How to complete this task:
Copy out all of the lines below exactly; the pictures do not belong in the copy.

Material for this exercise Block Start

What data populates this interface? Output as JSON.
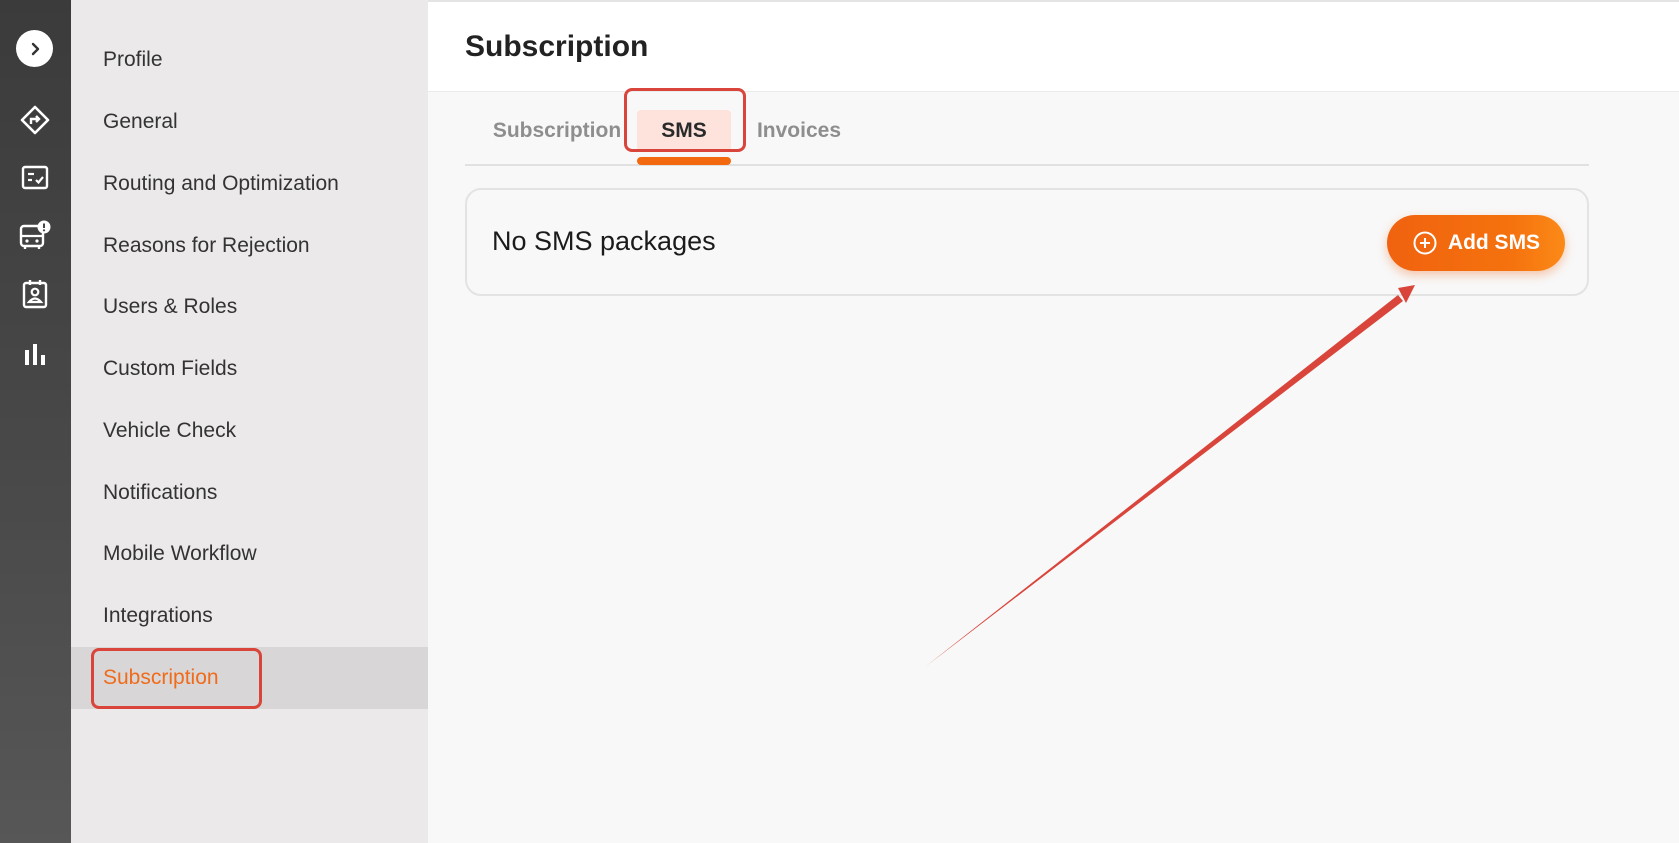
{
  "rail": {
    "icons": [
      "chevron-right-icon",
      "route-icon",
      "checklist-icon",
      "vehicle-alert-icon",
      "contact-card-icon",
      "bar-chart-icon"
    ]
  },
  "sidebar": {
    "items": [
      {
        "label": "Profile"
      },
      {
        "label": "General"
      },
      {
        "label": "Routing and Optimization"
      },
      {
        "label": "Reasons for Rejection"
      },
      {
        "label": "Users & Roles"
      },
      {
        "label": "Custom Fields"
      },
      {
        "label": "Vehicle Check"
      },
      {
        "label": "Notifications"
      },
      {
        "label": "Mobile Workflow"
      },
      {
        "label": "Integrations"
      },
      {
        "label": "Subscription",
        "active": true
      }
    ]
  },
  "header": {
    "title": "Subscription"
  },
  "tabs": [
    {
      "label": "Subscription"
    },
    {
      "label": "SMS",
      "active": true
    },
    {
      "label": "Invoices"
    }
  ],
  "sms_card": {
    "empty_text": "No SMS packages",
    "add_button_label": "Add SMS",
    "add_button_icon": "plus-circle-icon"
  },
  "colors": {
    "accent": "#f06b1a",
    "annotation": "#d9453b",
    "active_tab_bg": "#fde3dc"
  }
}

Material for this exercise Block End

Answer for the task:
What data populates this interface? Output as JSON.
{
  "rail": {
    "icons": [
      "chevron-right-icon",
      "route-icon",
      "checklist-icon",
      "vehicle-alert-icon",
      "contact-card-icon",
      "bar-chart-icon"
    ]
  },
  "sidebar": {
    "items": [
      {
        "label": "Profile"
      },
      {
        "label": "General"
      },
      {
        "label": "Routing and Optimization"
      },
      {
        "label": "Reasons for Rejection"
      },
      {
        "label": "Users & Roles"
      },
      {
        "label": "Custom Fields"
      },
      {
        "label": "Vehicle Check"
      },
      {
        "label": "Notifications"
      },
      {
        "label": "Mobile Workflow"
      },
      {
        "label": "Integrations"
      },
      {
        "label": "Subscription",
        "active": true
      }
    ]
  },
  "header": {
    "title": "Subscription"
  },
  "tabs": [
    {
      "label": "Subscription"
    },
    {
      "label": "SMS",
      "active": true
    },
    {
      "label": "Invoices"
    }
  ],
  "sms_card": {
    "empty_text": "No SMS packages",
    "add_button_label": "Add SMS",
    "add_button_icon": "plus-circle-icon"
  },
  "colors": {
    "accent": "#f06b1a",
    "annotation": "#d9453b",
    "active_tab_bg": "#fde3dc"
  }
}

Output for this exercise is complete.